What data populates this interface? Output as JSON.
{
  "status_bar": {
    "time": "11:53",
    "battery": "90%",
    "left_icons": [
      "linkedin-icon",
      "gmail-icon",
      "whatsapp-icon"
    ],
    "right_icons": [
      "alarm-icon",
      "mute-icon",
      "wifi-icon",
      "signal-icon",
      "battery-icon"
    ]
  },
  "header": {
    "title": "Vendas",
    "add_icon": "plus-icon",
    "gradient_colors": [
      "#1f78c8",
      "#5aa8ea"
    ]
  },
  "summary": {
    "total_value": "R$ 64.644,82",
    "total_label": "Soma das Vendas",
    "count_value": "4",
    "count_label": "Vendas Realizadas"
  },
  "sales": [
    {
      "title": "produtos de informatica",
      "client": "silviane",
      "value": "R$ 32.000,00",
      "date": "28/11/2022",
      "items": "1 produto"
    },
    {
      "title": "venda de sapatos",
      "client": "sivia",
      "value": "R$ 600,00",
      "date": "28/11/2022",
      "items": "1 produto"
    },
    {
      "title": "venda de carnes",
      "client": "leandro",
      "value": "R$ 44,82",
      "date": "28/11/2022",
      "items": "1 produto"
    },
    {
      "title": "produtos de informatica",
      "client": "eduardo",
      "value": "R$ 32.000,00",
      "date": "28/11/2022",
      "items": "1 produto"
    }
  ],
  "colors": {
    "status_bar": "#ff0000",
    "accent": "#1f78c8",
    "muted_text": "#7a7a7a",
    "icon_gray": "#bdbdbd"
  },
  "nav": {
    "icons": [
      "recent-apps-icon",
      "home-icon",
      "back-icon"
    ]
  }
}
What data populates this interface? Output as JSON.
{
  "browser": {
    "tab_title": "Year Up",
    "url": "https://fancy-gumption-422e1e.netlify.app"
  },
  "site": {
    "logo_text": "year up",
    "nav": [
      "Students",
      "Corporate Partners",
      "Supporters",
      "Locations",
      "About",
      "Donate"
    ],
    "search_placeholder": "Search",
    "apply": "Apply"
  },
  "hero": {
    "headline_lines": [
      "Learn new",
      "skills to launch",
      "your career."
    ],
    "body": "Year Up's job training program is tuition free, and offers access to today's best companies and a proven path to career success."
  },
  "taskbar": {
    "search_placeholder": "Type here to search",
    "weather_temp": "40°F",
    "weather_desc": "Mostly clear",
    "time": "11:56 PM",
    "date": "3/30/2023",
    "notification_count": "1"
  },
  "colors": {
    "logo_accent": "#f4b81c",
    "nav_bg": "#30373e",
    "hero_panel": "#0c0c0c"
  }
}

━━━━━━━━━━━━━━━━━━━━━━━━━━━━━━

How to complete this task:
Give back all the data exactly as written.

Response to the task:
What data populates this interface? Output as JSON.
{
  "status_bar": {
    "time": "11:53",
    "battery": "90%",
    "left_icons": [
      "linkedin-icon",
      "gmail-icon",
      "whatsapp-icon"
    ],
    "right_icons": [
      "alarm-icon",
      "mute-icon",
      "wifi-icon",
      "signal-icon",
      "battery-icon"
    ]
  },
  "header": {
    "title": "Vendas",
    "add_icon": "plus-icon",
    "gradient_colors": [
      "#1f78c8",
      "#5aa8ea"
    ]
  },
  "summary": {
    "total_value": "R$ 64.644,82",
    "total_label": "Soma das Vendas",
    "count_value": "4",
    "count_label": "Vendas Realizadas"
  },
  "sales": [
    {
      "title": "produtos de informatica",
      "client": "silviane",
      "value": "R$ 32.000,00",
      "date": "28/11/2022",
      "items": "1 produto"
    },
    {
      "title": "venda de sapatos",
      "client": "sivia",
      "value": "R$ 600,00",
      "date": "28/11/2022",
      "items": "1 produto"
    },
    {
      "title": "venda de carnes",
      "client": "leandro",
      "value": "R$ 44,82",
      "date": "28/11/2022",
      "items": "1 produto"
    },
    {
      "title": "produtos de informatica",
      "client": "eduardo",
      "value": "R$ 32.000,00",
      "date": "28/11/2022",
      "items": "1 produto"
    }
  ],
  "colors": {
    "status_bar": "#ff0000",
    "accent": "#1f78c8",
    "muted_text": "#7a7a7a",
    "icon_gray": "#bdbdbd"
  },
  "nav": {
    "icons": [
      "recent-apps-icon",
      "home-icon",
      "back-icon"
    ]
  }
}
What data populates this interface? Output as JSON.
{
  "browser": {
    "tab_title": "Year Up",
    "url": "https://fancy-gumption-422e1e.netlify.app"
  },
  "site": {
    "logo_text": "year up",
    "nav": [
      "Students",
      "Corporate Partners",
      "Supporters",
      "Locations",
      "About",
      "Donate"
    ],
    "search_placeholder": "Search",
    "apply": "Apply"
  },
  "hero": {
    "headline_lines": [
      "Learn new",
      "skills to launch",
      "your career."
    ],
    "body": "Year Up's job training program is tuition free, and offers access to today's best companies and a proven path to career success."
  },
  "taskbar": {
    "search_placeholder": "Type here to search",
    "weather_temp": "40°F",
    "weather_desc": "Mostly clear",
    "time": "11:56 PM",
    "date": "3/30/2023",
    "notification_count": "1"
  },
  "colors": {
    "logo_accent": "#f4b81c",
    "nav_bg": "#30373e",
    "hero_panel": "#0c0c0c"
  }
}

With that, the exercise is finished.